As soon as a loaded the demo I knew this would be a great game. Coming from a mix of Sim City and Age of Empires, Caesar III involves you with building cities and maintaining living standards. Get it right and your city grows, get it wrong and there is heel to pay from the ancient gods. The gameplay in this title is amazing. The tutorial introducing you to the game works well, and lets you get to grips with the numerous options very quickly. Even though there is so much going on at one time, it is easy to stay on top of proceedings, and game speed can be adjusted depending on the current situation of your city. The graphics are top notch, without the need for a 3D accelerator. Crisp and sharp, there are also loads of resolutions to make your experince more pleasurable. Sound is okay, and more than does the job. Put your favourite CD on in the background and prepare to get absorbed. The learning curve is just right and the demand on system resources is fairly low, depending on what resolution you wish to run it. Installing the game presents no problems, and Sierra have done a professional job all round. If you have a chance to purchase this at a low price, grab it. Even if you are not a great fan of God sims, you'll enjoy this title. Superb... buy it!
Caesar 3 is a classic computer game where you design a roman village. As your city ages and as you get a higher population, you get more assets including fresh water, then more entertainment, then hospitals, and so on. Your city will need things, whether they're diseased or dirty you have to do what they want... or they'll leave. With either a level by level scenario or just to build at will you will love this game and so will everyone who buys it. You can build on sand or soil, each one has a disadvantage, and an advantage. No-one thought history could be this interesting!!!
The best game in the series yet This game lets you improve as you go along the in built tutorial system lets you get playing without the need for boring manuals. From the same background as sim city, this game tops that giant by letting you fight your invaders as well as appease your gods. A very involved interface is easily organised in clear menus all accessible with the mouse As you progress in the game, demands and time constraints increase but be scarred in you don’t succeed straight away, it is great fun when your financial mismanagement results in Caesar sending his armies against you and you fight the roman legions, winning the battles gets you back in favour Just make sure you can supply Caeser with goods and men when he requests them and you can't go wrong

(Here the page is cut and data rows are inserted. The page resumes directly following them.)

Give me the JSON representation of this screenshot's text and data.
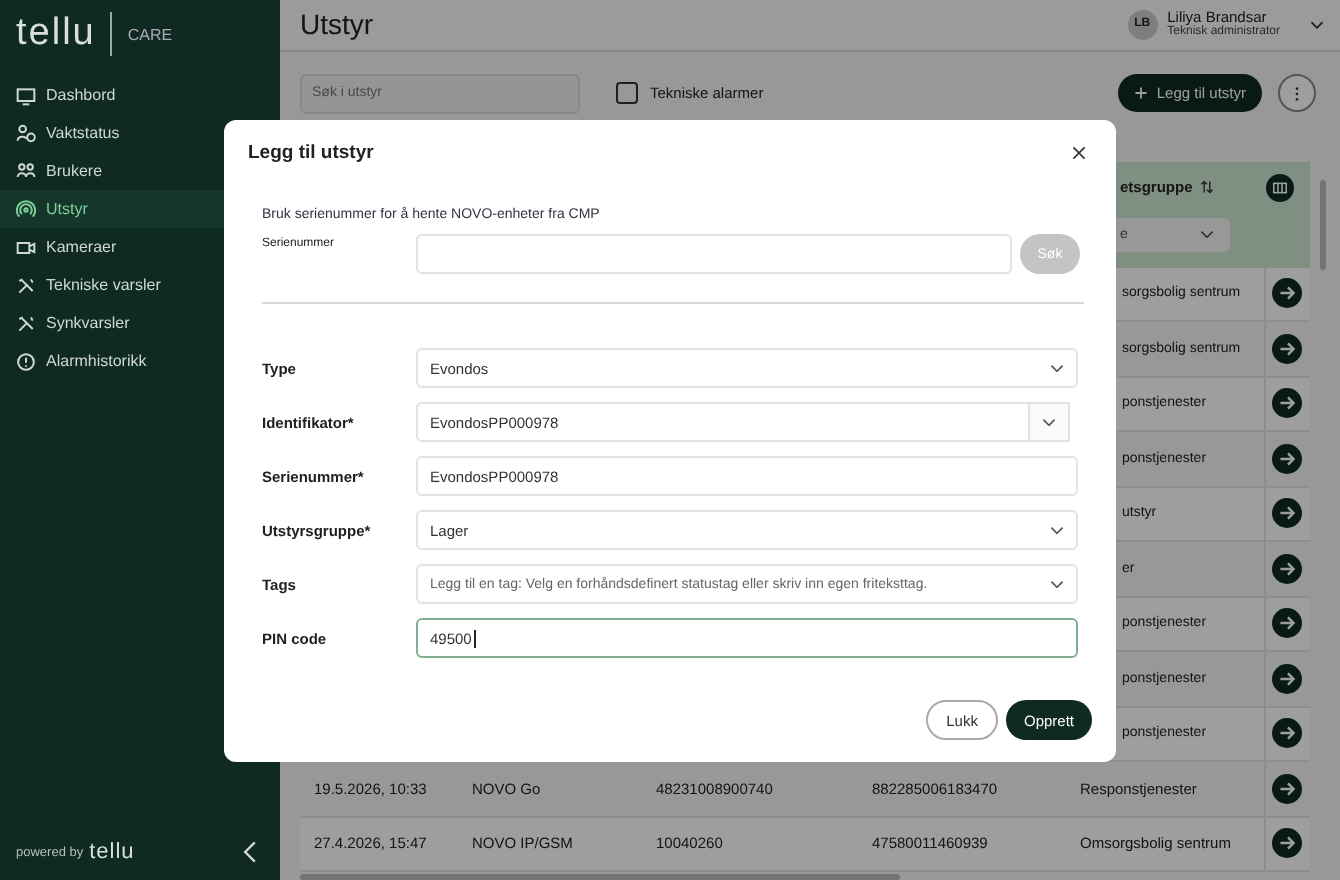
{
  "sidebar": {
    "logo": "tellu",
    "product": "CARE",
    "items": [
      {
        "label": "Dashbord",
        "selected": false
      },
      {
        "label": "Vaktstatus",
        "selected": false
      },
      {
        "label": "Brukere",
        "selected": false
      },
      {
        "label": "Utstyr",
        "selected": true
      },
      {
        "label": "Kameraer",
        "selected": false
      },
      {
        "label": "Tekniske varsler",
        "selected": false
      },
      {
        "label": "Synkvarsler",
        "selected": false
      },
      {
        "label": "Alarmhistorikk",
        "selected": false
      }
    ],
    "footer": {
      "powered_by": "powered by",
      "logo": "tellu"
    }
  },
  "header": {
    "title": "Utstyr",
    "user": {
      "initials": "LB",
      "name": "Liliya Brandsar",
      "role": "Teknisk administrator"
    }
  },
  "toolbar": {
    "search": {
      "placeholder": "Søk i utstyr"
    },
    "checkbox": {
      "label": "Tekniske alarmer",
      "checked": false
    },
    "add_button": "Legg til utstyr"
  },
  "table": {
    "columns": [
      {
        "label": "etsgruppe"
      }
    ],
    "filter": {
      "value": "e"
    },
    "rows": [
      {
        "kind": "partial",
        "cells": [
          "sorgsbolig sentrum"
        ]
      },
      {
        "kind": "partial",
        "cells": [
          "sorgsbolig sentrum"
        ]
      },
      {
        "kind": "partial",
        "cells": [
          "ponstjenester"
        ]
      },
      {
        "kind": "partial",
        "cells": [
          "ponstjenester"
        ]
      },
      {
        "kind": "partial",
        "cells": [
          "utstyr"
        ]
      },
      {
        "kind": "partial",
        "cells": [
          "er"
        ]
      },
      {
        "kind": "partial",
        "cells": [
          "ponstjenester"
        ]
      },
      {
        "kind": "partial",
        "cells": [
          "ponstjenester"
        ]
      },
      {
        "kind": "partial",
        "cells": [
          "ponstjenester"
        ]
      },
      {
        "kind": "full",
        "cells": [
          "19.5.2026, 10:33",
          "NOVO Go",
          "48231008900740",
          "882285006183470",
          "Responstjenester"
        ]
      },
      {
        "kind": "full",
        "cells": [
          "27.4.2026, 15:47",
          "NOVO IP/GSM",
          "10040260",
          "47580011460939",
          "Omsorgsbolig sentrum"
        ]
      }
    ]
  },
  "dialog": {
    "title": "Legg til utstyr",
    "hint": "Bruk serienummer for å hente NOVO-enheter fra CMP",
    "lookup": {
      "label": "Serienummer",
      "button": "Søk",
      "disabled": true
    },
    "fields": [
      {
        "kind": "select",
        "label": "Type",
        "value": "Evondos"
      },
      {
        "kind": "combo",
        "label": "Identifikator*",
        "value": "EvondosPP000978"
      },
      {
        "kind": "text",
        "label": "Serienummer*",
        "value": "EvondosPP000978"
      },
      {
        "kind": "select",
        "label": "Utstyrsgruppe*",
        "value": "Lager"
      },
      {
        "kind": "select",
        "label": "Tags",
        "placeholder": "Legg til en tag: Velg en forhåndsdefinert statustag eller skriv inn egen friteksttag."
      },
      {
        "kind": "text",
        "label": "PIN code",
        "value": "49500",
        "focused": true
      }
    ],
    "buttons": [
      {
        "kind": "secondary",
        "label": "Lukk"
      },
      {
        "kind": "primary",
        "label": "Opprett"
      }
    ]
  }
}
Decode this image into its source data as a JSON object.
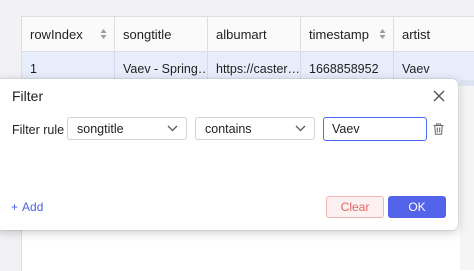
{
  "table": {
    "columns": [
      "rowIndex",
      "songtitle",
      "albumart",
      "timestamp",
      "artist"
    ],
    "rows": [
      [
        "1",
        "Vaev - Spring…",
        "https://caster…",
        "1668858952",
        "Vaev"
      ]
    ]
  },
  "dialog": {
    "title": "Filter",
    "rule_label": "Filter rule",
    "field_select": "songtitle",
    "operator_select": "contains",
    "value_input": "Vaev",
    "add_label": "Add",
    "clear_label": "Clear",
    "ok_label": "OK"
  },
  "colors": {
    "accent": "#5464ea",
    "clear_text": "#e06565",
    "row_highlight": "#e8edfb"
  },
  "icons": {
    "sort": "sort-icon",
    "close": "close-icon",
    "chevron": "chevron-down-icon",
    "trash": "trash-icon",
    "plus": "plus-icon"
  }
}
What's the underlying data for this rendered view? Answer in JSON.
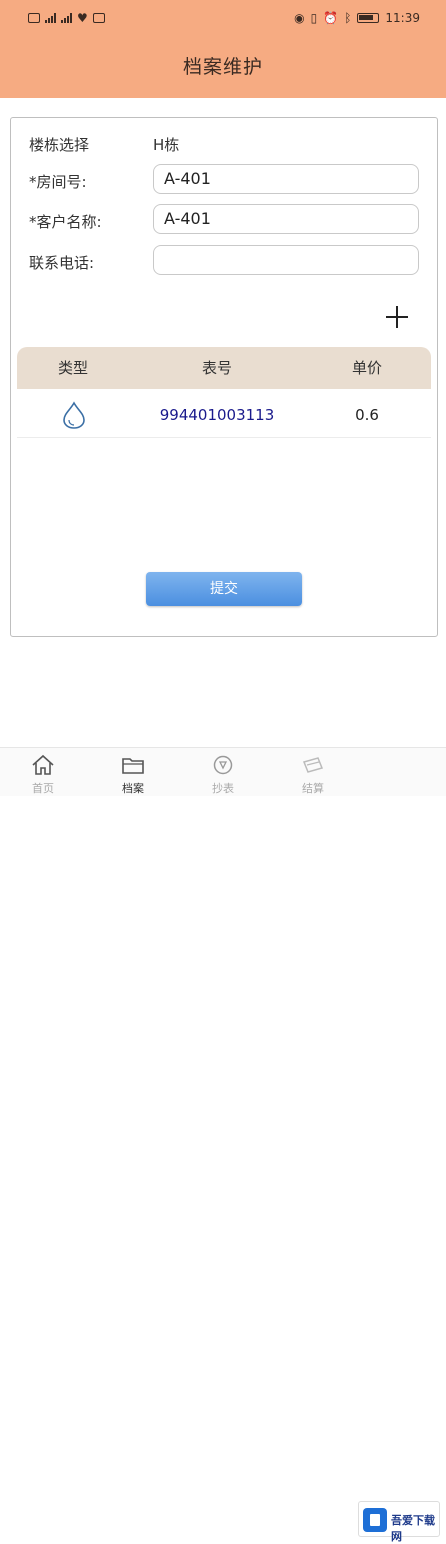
{
  "status_bar": {
    "time": "11:39"
  },
  "header": {
    "title": "档案维护"
  },
  "form": {
    "building_label": "楼栋选择",
    "building_value": "H栋",
    "room_label": "*房间号:",
    "room_value": "A-401",
    "customer_label": "*客户名称:",
    "customer_value": "A-401",
    "phone_label": "联系电话:",
    "phone_value": ""
  },
  "table": {
    "headers": [
      "类型",
      "表号",
      "单价"
    ],
    "rows": [
      {
        "type_icon": "water-drop-icon",
        "meter_no": "994401003113",
        "price": "0.6"
      }
    ]
  },
  "submit_label": "提交",
  "tabbar": {
    "items": [
      {
        "label": "首页",
        "icon": "home-icon",
        "active": false
      },
      {
        "label": "档案",
        "icon": "folder-icon",
        "active": true
      },
      {
        "label": "抄表",
        "icon": "meter-icon",
        "active": false
      },
      {
        "label": "结算",
        "icon": "cash-icon",
        "active": false
      }
    ]
  },
  "watermark": {
    "text": "吾爱下载网"
  },
  "colors": {
    "header_bg": "#f6ab82",
    "table_header_bg": "#e9ddd0",
    "meter_text": "#1a1a8c",
    "button": "#4b8fe0"
  }
}
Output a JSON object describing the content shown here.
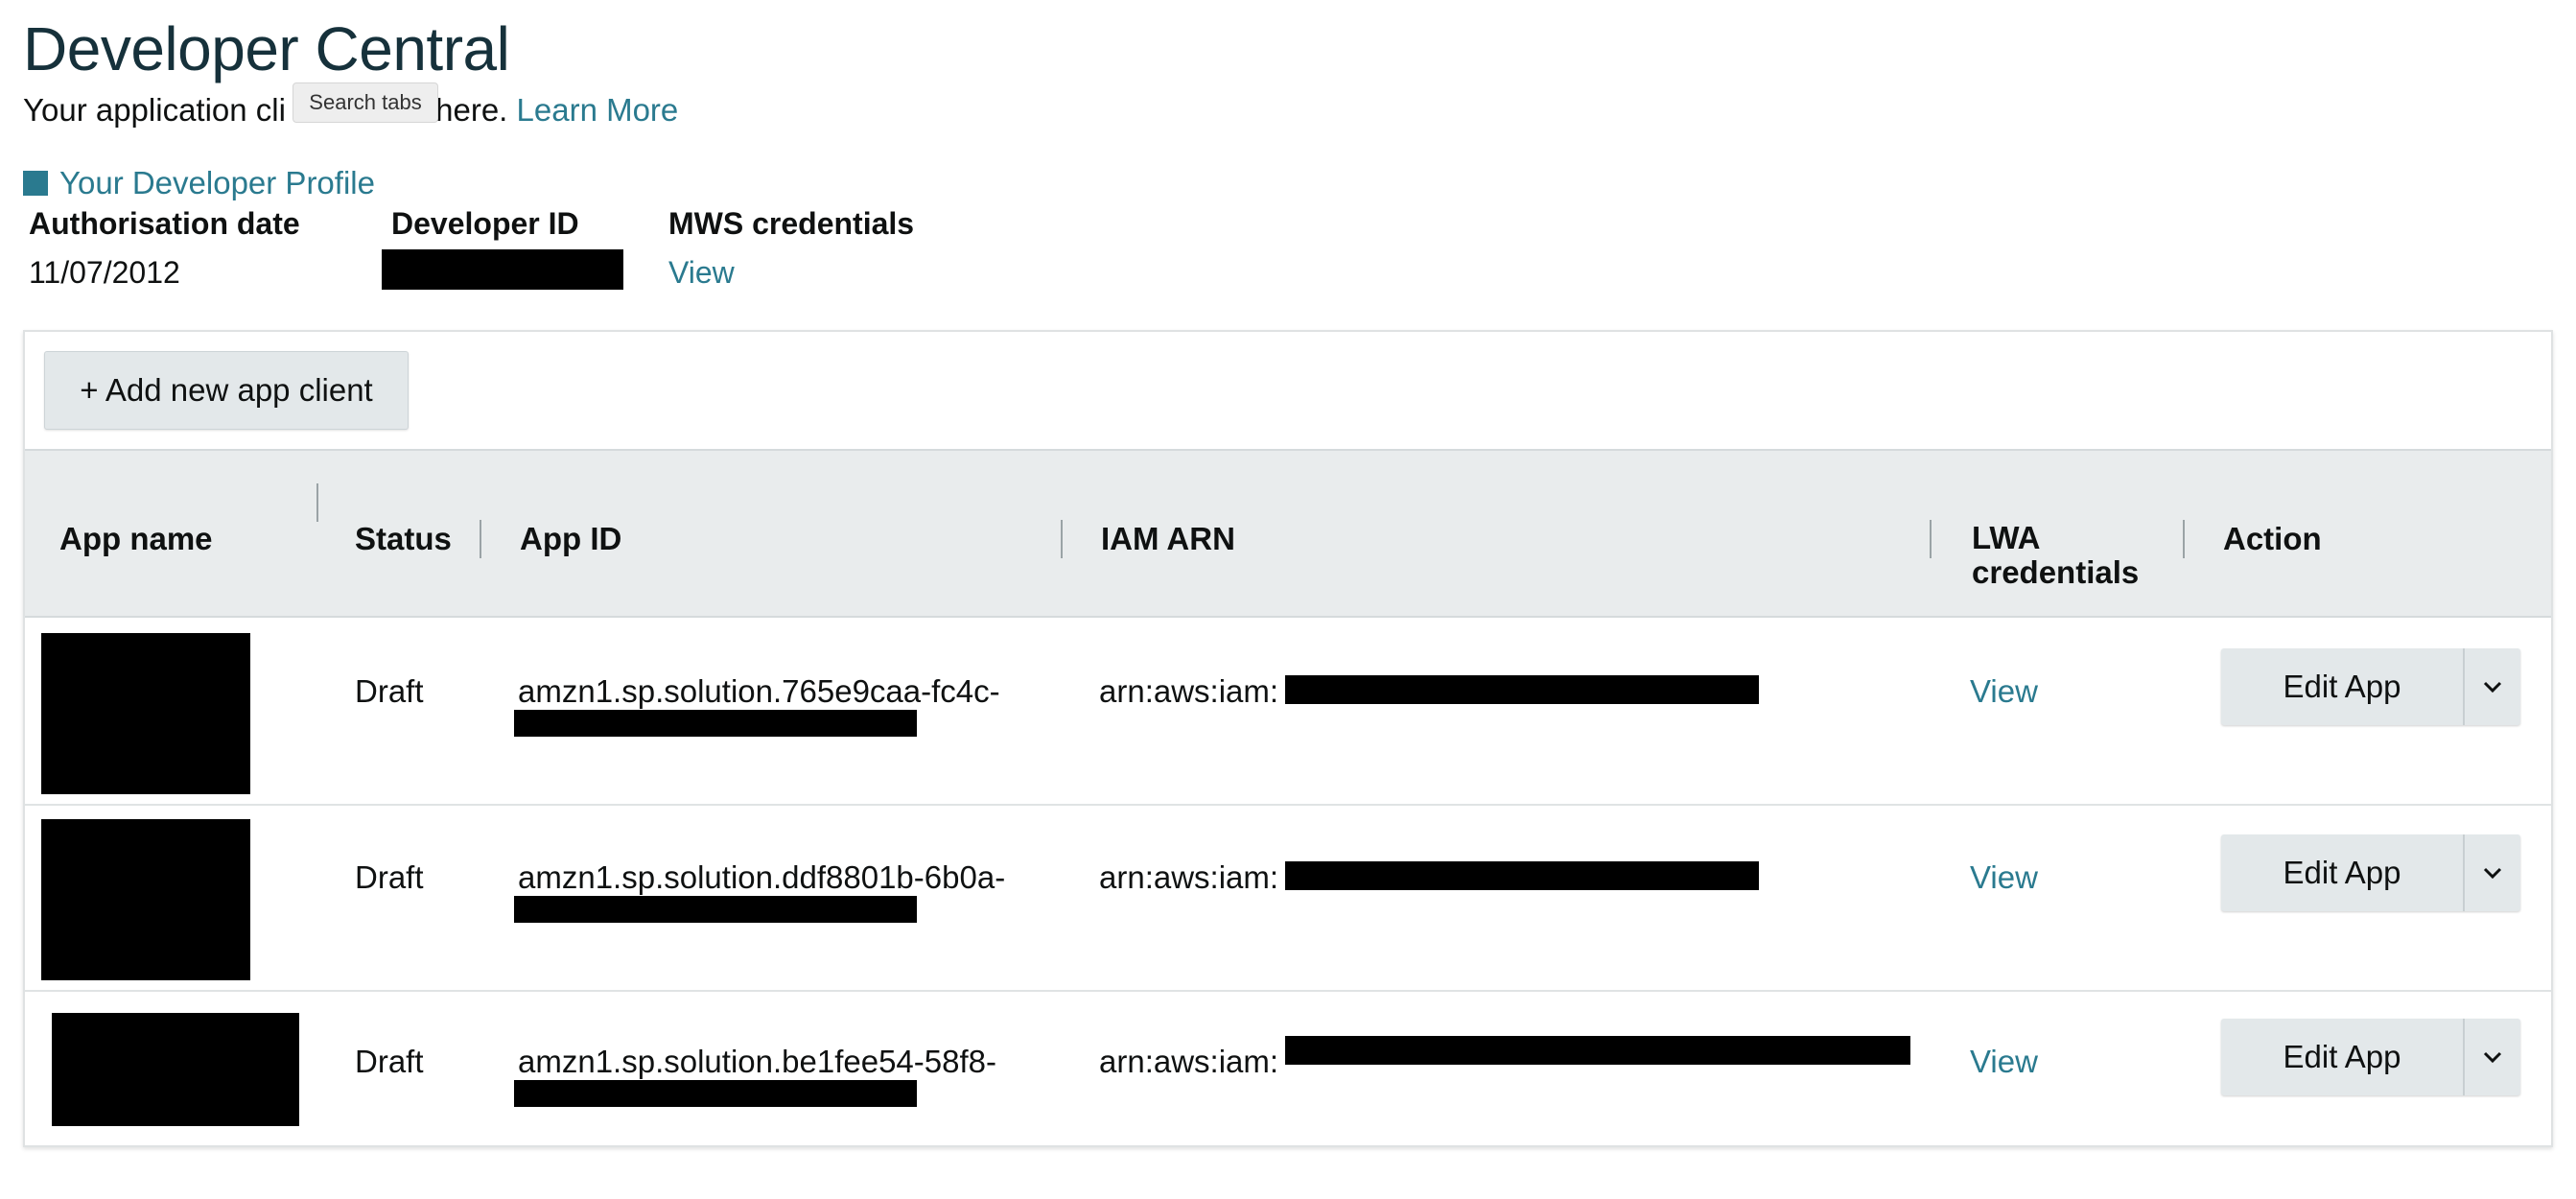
{
  "header": {
    "title": "Developer Central",
    "subtitle_before": "Your application cli",
    "subtitle_after": "r here.",
    "learn_more": "Learn More"
  },
  "tooltip": {
    "text": "Search tabs"
  },
  "profile": {
    "link_label": "Your Developer Profile",
    "auth_date_label": "Authorisation date",
    "auth_date_value": "11/07/2012",
    "developer_id_label": "Developer ID",
    "mws_label": "MWS credentials",
    "mws_view": "View"
  },
  "apps": {
    "add_button": "+ Add new app client",
    "columns": {
      "app_name": "App name",
      "status": "Status",
      "app_id": "App ID",
      "iam_arn": "IAM ARN",
      "lwa_line1": "LWA",
      "lwa_line2": "credentials",
      "action": "Action"
    },
    "rows": [
      {
        "status": "Draft",
        "app_id": "amzn1.sp.solution.765e9caa-fc4c-",
        "iam_arn": "arn:aws:iam:",
        "lwa": "View",
        "action": "Edit App"
      },
      {
        "status": "Draft",
        "app_id": "amzn1.sp.solution.ddf8801b-6b0a-",
        "iam_arn": "arn:aws:iam:",
        "lwa": "View",
        "action": "Edit App"
      },
      {
        "status": "Draft",
        "app_id": "amzn1.sp.solution.be1fee54-58f8-",
        "iam_arn": "arn:aws:iam:",
        "lwa": "View",
        "action": "Edit App"
      }
    ]
  },
  "colors": {
    "link": "#2a7a8f",
    "title": "#16313b",
    "header_bg": "#e9eced",
    "button_bg": "#e3e8ea"
  },
  "icons": {
    "dropdown": "chevron-down-icon",
    "profile_marker": "square-icon"
  }
}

Caesar 3 is a latter-day incarnation of the old cabaret trick of spinning plates on sticks, and there's never a moment's rest. Your mind is constantly racing, to the exclusion of all else. The gameplay reminds me of a historic Sim City type of game. There are endless numbers of missions, all of which are under your complete control and guidance which obviously has a bearing on whether the mission is successfully completed or if it is abysmally carried out and therefore failed. The bad points of this game are that it is not very original and the graphics could be better.